Amanda continues to ask Tom questions about O'Connor. She asks if Mr. O'Connor is good-looking. Tom says O'Connor is "medium homely" (medium unattractive). She asks if Tom is the type of man who "is up and coming" (working to earn better positions and more money). Tom says O'Connor is going to night school and is studying "radio engineering and public speaking." That news makes Amanda very happy because she thinks O'Connor is working to have more money and power.
Tom tells his mother that Jim does not know that he has been invited to meet Laura. Tom says that he only asked Jim to come over for dinner. He says, "…that was the whole conversation." Amanda says, "I bet it was! You're eloquent as an oyster." (Calling Tom an oyster is saying that he keeps his mouth closed and does not talk a lot.)

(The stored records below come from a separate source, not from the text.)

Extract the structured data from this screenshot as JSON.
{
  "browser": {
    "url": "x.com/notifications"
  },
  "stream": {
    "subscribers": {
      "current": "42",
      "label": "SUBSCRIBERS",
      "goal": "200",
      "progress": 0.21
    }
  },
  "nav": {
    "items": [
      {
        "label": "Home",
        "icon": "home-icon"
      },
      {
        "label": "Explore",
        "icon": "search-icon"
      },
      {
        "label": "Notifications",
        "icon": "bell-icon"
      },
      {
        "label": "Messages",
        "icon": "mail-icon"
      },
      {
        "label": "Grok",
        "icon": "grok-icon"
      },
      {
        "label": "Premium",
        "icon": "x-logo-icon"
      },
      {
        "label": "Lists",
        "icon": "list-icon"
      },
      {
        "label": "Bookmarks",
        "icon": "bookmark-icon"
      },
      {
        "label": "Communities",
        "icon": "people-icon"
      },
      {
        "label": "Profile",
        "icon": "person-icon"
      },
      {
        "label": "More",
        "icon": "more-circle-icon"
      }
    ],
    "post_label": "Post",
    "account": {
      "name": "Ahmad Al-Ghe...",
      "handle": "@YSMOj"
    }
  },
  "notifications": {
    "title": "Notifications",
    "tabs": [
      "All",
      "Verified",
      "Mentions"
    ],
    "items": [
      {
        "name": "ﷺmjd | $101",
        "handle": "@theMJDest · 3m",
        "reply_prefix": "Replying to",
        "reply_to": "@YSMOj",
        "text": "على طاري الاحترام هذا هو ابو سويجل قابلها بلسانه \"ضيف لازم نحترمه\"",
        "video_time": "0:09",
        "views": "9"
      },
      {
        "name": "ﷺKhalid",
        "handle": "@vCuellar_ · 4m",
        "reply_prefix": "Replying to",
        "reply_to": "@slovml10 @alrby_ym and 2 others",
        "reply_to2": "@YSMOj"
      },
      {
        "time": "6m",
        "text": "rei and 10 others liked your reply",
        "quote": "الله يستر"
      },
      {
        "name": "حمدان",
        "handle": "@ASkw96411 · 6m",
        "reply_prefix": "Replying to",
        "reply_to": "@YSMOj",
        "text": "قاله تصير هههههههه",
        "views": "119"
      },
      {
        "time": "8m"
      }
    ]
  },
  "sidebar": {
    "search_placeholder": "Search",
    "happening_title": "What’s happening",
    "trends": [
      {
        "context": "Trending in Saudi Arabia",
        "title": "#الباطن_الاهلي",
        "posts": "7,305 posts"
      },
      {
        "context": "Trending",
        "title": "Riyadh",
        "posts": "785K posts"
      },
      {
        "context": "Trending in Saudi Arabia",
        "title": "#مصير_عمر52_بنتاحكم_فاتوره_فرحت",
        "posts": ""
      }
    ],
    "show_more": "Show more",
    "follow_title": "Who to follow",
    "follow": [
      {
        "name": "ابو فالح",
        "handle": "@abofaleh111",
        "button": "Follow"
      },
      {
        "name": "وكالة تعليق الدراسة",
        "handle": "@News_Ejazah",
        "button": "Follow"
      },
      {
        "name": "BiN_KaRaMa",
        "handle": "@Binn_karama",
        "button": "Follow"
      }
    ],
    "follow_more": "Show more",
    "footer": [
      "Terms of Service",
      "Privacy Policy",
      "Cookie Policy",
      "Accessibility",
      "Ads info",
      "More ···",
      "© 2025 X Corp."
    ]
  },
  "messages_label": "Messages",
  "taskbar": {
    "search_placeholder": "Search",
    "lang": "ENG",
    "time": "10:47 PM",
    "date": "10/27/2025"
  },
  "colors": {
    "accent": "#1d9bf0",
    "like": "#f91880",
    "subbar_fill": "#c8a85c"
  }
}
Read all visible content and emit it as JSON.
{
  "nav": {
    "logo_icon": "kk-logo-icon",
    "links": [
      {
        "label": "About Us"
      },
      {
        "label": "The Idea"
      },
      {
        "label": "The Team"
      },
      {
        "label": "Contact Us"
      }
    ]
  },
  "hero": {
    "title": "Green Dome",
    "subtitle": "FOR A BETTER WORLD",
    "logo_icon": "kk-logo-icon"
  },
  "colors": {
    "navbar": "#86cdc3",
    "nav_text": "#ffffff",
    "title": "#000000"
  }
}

Tom asks Amanda not to expect too much of Laura. He reminds Amanda that Laura is "crippled," socially odd, and lives in a fantasy world. To outsiders, Tom says, Laura must seem "peculiar." ("Peculiar" means "unusual.") Amanda tells him not to use words like “crippled” and “peculiar.” The stage directions say that the music from the dance hall changes to a tango that has an "ominous tone" (a sound that would make people worry). Amanda asks, "In what way is she peculiar - may I ask?" Tom says that his sister lives in "a world of little glass ornaments" and "plays old phonograph records and - that's about all."
Tom gets up to leave. Amanda asks where he is going. He says that he is going to the movies and leaves even though his mother doesn't want him to. Amanda is unhappy, but then her excitement returns. She tells Laura to come out to the fire escape and tells her to look over her left shoulder to make a wish on the moon. (This is an old superstition that if people see the moon over their left shoulder, any wish they make will come true. The moon is a symbol of magic and unity (togetherness). All of the Wingfields wish on it.) Laura asks what she should wish for. Amanda, with tears in her eyes, tells Laura to wish for happiness and good fortune.
A violin plays and the stage becomes dark.